Kontakion (Fourth Tone)
You Who was raised up
Through the angelic vision that you were granted, you were instructed in the Faith of Christ Jesus and received the power to work miracles. Therefore, you utterly quelled the demons’ presumption, and quenched deception’s flames in the floods of your contest. O righteous Martyr Konon, pray Christ God, the Friend of man to be gracious to us all.
Mark the Ascetic
Saint Mark the Ascetic lived in the fifth century and according to Nicephorus Callistus was a disciple of Saint John Chrysostom’s. Besides his blameless life of asceticism, Saint Mark was distinguished for his writings, some of which are preserved in Volume One of the Philokalia. His writings were held in such great esteem that in old times there was a saying, “Sell all that thou hast, and buy Mark.”
Righteous Father Mark of Athens

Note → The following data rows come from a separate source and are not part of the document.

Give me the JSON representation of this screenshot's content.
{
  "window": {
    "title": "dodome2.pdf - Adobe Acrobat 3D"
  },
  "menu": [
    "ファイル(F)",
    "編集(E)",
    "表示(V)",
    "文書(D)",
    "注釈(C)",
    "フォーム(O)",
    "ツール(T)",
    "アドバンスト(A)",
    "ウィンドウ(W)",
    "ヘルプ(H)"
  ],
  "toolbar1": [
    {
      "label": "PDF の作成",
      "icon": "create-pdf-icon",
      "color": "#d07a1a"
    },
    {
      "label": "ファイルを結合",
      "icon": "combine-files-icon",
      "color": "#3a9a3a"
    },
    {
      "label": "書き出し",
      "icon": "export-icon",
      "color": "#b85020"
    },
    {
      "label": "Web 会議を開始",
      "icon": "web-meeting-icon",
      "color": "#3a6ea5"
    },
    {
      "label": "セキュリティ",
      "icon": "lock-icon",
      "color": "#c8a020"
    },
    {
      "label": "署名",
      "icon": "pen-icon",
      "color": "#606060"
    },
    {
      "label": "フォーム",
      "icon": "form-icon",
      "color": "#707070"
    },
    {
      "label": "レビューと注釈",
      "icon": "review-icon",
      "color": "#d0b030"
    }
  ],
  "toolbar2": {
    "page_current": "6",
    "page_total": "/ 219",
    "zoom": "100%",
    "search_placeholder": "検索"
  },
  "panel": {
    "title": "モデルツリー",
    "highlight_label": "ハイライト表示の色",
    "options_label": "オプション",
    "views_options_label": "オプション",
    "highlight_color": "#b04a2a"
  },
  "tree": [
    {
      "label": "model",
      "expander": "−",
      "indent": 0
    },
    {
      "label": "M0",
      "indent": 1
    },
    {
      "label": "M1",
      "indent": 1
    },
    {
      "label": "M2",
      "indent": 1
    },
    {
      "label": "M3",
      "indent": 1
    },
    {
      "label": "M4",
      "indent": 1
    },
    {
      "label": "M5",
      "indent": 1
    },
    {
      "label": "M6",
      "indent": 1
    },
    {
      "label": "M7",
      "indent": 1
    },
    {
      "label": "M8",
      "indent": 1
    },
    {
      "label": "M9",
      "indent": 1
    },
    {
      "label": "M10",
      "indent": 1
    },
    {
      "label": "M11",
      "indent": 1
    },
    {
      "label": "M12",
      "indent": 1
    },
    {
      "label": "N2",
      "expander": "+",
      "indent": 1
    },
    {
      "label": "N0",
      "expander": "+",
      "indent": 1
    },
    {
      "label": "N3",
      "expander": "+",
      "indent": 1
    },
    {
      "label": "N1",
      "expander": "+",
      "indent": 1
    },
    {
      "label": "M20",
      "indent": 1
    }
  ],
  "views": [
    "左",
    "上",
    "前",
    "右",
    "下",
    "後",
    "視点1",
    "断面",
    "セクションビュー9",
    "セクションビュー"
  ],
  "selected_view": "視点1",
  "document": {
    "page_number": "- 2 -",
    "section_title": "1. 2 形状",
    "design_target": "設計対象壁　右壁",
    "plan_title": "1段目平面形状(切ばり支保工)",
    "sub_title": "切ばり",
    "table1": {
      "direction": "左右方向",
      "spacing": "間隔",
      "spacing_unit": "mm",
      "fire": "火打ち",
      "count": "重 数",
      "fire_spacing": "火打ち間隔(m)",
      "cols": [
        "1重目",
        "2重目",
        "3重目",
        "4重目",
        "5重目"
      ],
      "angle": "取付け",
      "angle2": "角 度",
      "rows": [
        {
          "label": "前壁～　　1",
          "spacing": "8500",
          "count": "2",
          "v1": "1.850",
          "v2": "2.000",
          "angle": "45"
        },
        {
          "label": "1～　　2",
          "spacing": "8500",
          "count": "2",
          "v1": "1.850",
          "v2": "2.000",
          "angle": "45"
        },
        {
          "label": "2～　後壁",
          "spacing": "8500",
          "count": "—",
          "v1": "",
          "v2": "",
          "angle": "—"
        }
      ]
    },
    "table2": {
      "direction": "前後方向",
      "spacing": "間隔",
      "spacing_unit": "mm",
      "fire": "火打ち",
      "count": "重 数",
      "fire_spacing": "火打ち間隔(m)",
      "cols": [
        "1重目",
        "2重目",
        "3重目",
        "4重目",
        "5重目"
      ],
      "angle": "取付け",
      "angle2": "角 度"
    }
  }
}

Of our righteous Fathers commemorated today, Saint Mark of Athens lived in the fourth century. Born in Athens of pagan parents, he believed in Christ, was baptized, and forsook the world, living the eremitical life in extreme privation in the deep wilderness beyond Egypt. His life is recounted by the monk Serapion, who found Mark in deep old age and about to depart this lfe, not having seen a man for ninety-five years. Serapion gave him burial after his blessed repose, even as Paphnutius had done for Saint Onuphrius (see June 12).
We Also Celebrate Today:
- John the Bulgarian
- Mark the Faster
- Parthenios the New Martyr who contested in Didymoteichos
- George the New-Martyr of Rapsani
- Eulogios the Martyr
- Conon the Isaurian
- Archelaos the Martyr of Egypt